No printed circuit board assembler can expect production to last over six months for today's products. Short life cycles are forcing firms to be more responsive in providing product quotes to and communicating with their global customers. Standard design software allows for rapid transfer of design data files between clients and vendors by electronic mail. Leading firms across Asia use leased lines and intranets between their operating units around the world to facilitate communications.

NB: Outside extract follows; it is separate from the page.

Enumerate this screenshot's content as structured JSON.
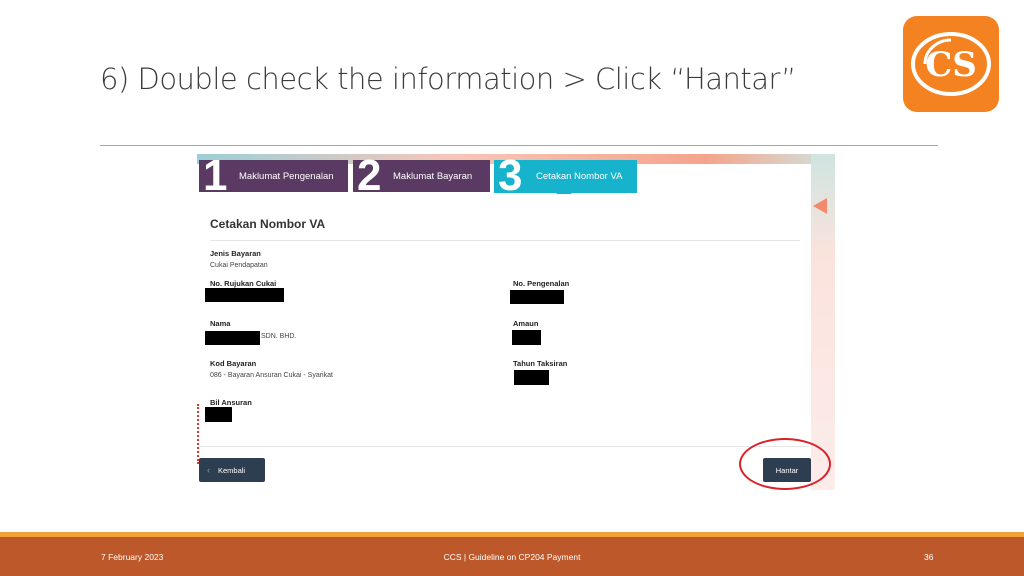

One barrier to competition is often capital; however, many of the countries of this WTEC study find themselves with excess financial resources to invest. Early investments in China allowed for sustained profit margins in high-growth industries like computers, telecommunications, and related parts and components. With growing competition, more capital-intensive strategies are now being pursued. In Taiwan, petrochemicals and semiconductor fabrication operations (fabs) are two industries with heavy investment requirements. Formosa Plastics, Taiwan's largest conglomerate and a world leader in high-quality textiles, is currently building a complex that will include an oil refinery, two naphtha cracking plants, and 27 chemical plants. The Singapore and Taiwan governments are providing additional incentives to build wafer fabrication facilities (fabs), where historical profits have been about 35%. By 2002, Singapore and Taiwan together plan to have over 40 wafer fabs, compared to 10 in 1995. At an estimated cost of around $1 billion per fab, these are truly capital-intensive investments. Hong Kong has discouraged such investments due to limited land availability.

Published: May 1997; WTEC Hyper-Librarian